Why Paying Fortnightly Beats Paying Monthly
When you take on a mortgage, there’s a lot to consider. One of the factors that need be considered is the frequency of your repayments.
At first, it may seem straightforward or insignificant: Don’t you just wind up paying the same amount anyway? The answer, actually, is no. And when you’re taking on a mortgage that can last several years, small incremental differences can add up to big financial wins in the long run.
Doing the math
The simple truth is: If you pay fortnightly, you will pay off your mortgage sooner.
Let’s imagine your monthly repayments were $100 (for simplicity) and your fortnightly repayments were $50:

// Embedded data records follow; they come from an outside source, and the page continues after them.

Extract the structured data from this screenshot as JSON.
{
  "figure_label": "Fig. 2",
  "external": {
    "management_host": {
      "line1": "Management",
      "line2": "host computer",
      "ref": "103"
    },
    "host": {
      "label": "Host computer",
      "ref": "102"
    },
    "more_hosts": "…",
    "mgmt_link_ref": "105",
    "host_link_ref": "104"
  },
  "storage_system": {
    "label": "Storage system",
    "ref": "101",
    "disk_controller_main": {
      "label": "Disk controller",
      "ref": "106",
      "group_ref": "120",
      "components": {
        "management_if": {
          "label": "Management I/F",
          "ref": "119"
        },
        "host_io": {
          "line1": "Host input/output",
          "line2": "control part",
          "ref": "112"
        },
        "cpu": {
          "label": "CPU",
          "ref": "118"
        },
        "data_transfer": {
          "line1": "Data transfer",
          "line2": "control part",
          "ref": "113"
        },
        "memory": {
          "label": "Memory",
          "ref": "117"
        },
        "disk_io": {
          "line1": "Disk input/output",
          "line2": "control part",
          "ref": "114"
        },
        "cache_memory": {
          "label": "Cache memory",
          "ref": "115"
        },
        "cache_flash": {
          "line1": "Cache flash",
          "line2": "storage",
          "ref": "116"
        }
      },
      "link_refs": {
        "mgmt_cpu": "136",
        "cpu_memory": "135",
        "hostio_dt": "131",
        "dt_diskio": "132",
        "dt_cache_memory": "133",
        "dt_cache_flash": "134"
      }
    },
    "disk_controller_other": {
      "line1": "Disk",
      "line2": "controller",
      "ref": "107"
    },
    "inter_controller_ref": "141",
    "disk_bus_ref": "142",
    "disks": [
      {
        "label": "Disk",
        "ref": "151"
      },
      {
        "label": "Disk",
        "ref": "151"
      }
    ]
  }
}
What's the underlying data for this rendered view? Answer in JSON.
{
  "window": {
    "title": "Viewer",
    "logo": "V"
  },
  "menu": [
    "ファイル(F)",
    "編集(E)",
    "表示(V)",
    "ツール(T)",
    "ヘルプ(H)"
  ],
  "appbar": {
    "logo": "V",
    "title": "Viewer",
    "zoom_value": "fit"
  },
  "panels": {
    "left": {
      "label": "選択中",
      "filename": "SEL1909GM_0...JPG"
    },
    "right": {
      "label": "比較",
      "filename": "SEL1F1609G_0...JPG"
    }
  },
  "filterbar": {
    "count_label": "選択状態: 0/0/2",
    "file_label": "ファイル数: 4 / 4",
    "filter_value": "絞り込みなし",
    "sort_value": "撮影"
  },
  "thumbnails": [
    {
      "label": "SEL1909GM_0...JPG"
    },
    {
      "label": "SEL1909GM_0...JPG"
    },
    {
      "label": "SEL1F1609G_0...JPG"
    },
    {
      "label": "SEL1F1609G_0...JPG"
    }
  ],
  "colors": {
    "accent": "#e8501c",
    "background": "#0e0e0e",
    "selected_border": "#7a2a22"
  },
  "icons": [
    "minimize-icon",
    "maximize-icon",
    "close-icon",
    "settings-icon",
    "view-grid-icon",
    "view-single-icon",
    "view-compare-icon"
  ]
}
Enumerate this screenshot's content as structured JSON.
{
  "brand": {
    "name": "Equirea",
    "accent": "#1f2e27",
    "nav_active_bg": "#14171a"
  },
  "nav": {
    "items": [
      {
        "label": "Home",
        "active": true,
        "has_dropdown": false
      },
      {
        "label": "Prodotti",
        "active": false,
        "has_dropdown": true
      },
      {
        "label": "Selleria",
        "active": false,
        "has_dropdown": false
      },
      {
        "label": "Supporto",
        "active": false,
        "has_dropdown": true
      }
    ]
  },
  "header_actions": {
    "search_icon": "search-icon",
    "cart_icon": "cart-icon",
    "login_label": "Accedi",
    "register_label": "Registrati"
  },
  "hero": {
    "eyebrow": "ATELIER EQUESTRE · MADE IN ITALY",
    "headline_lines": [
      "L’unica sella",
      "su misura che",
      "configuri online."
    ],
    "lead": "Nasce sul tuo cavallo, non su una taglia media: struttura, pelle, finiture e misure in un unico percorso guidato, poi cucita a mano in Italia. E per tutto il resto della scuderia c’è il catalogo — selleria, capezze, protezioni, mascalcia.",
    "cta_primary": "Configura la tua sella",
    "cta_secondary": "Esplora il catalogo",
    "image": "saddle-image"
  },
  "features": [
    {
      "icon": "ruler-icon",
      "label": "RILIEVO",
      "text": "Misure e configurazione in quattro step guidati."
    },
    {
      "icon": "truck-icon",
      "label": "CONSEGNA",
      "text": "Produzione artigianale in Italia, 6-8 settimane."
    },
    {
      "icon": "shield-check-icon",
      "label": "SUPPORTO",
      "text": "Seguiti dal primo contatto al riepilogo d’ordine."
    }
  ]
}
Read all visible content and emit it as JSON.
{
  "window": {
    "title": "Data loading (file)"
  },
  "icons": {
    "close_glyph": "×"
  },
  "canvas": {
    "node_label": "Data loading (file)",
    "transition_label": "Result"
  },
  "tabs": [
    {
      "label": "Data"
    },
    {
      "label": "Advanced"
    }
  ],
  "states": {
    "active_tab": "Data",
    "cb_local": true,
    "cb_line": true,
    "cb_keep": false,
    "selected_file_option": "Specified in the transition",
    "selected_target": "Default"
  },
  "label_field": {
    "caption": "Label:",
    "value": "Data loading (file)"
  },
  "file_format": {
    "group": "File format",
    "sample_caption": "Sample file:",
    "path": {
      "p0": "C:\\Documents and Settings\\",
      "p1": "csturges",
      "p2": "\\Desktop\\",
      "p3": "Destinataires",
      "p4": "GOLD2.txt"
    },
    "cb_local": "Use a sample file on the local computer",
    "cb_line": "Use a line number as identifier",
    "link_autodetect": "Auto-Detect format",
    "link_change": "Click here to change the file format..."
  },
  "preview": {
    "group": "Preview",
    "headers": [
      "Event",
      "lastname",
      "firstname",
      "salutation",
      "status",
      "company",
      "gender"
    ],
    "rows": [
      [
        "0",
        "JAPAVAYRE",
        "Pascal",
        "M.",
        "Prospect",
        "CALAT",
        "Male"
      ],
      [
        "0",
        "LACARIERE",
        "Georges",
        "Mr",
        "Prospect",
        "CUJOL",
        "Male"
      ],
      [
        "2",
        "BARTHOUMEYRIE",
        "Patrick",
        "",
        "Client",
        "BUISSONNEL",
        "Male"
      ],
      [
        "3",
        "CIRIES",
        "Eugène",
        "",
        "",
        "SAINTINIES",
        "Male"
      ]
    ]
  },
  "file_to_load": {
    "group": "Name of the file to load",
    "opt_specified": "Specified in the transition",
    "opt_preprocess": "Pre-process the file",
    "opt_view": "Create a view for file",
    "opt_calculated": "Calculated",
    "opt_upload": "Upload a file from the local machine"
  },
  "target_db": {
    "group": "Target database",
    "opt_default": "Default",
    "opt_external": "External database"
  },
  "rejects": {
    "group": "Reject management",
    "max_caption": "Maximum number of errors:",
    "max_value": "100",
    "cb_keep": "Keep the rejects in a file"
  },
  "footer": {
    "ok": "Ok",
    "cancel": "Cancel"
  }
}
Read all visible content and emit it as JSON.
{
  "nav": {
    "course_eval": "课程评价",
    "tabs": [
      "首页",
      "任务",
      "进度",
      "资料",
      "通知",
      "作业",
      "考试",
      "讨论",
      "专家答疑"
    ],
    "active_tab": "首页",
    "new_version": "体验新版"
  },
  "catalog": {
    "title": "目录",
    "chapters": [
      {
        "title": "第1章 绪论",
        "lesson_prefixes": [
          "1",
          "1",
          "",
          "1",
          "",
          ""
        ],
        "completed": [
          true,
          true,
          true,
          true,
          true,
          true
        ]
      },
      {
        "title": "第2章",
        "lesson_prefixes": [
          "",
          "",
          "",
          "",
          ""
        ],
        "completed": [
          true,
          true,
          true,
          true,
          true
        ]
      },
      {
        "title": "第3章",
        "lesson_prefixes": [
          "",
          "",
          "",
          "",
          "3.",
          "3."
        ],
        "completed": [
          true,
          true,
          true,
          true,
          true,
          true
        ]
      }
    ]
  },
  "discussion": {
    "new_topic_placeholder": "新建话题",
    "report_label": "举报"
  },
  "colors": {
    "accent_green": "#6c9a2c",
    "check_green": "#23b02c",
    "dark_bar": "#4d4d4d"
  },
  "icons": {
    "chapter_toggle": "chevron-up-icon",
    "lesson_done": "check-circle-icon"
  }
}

- If you paid monthly, you’d pay $1,200 per annum (12 x $100)
- If you paid fortnightly, you’d pay $1,300 per annum (26 x $50)
That means that paying fortnightly nets you an extra month’s worth of repayments per year.
Considering that mortgages typically last for 10+ years (and in some cases multiple decades), the compound effect of this change over time could be huge. Every year, you’d be saving a month’s worth of interest. Plus, your home would be yours quite a bit sooner.
For example, if you took out a $600,000 home loan over a 15-year period set at a fixed interest rate of 4.5%, paying fortnightly would save you 1 year, 7 months and $27,000 in interest. If it was a 20 year mortgage with the same parameters, you’d save around 2 years, 5 months and $41,500.
So while you may have been inclined to assume that the difference between fortnightly and monthly payments is negligible, the math shows otherwise. If you already have a mortgage, or you’re considering taking one on, use our Mortgage Repayment Calculator to calculate your fortnightly repayments or talk to our lending managers.
At Mortgage House, we’re no strangers to the homeowner’s journey. It’s a long (but rewarding) one.
But don’t worry, we can help with that.
If you’re thinking of buying a home, you can contact us for advice about the best options for you when it comes to your mortgage. The cost of your mortgage can drastically affect your financial planning, so it pays to speak to the experts about it.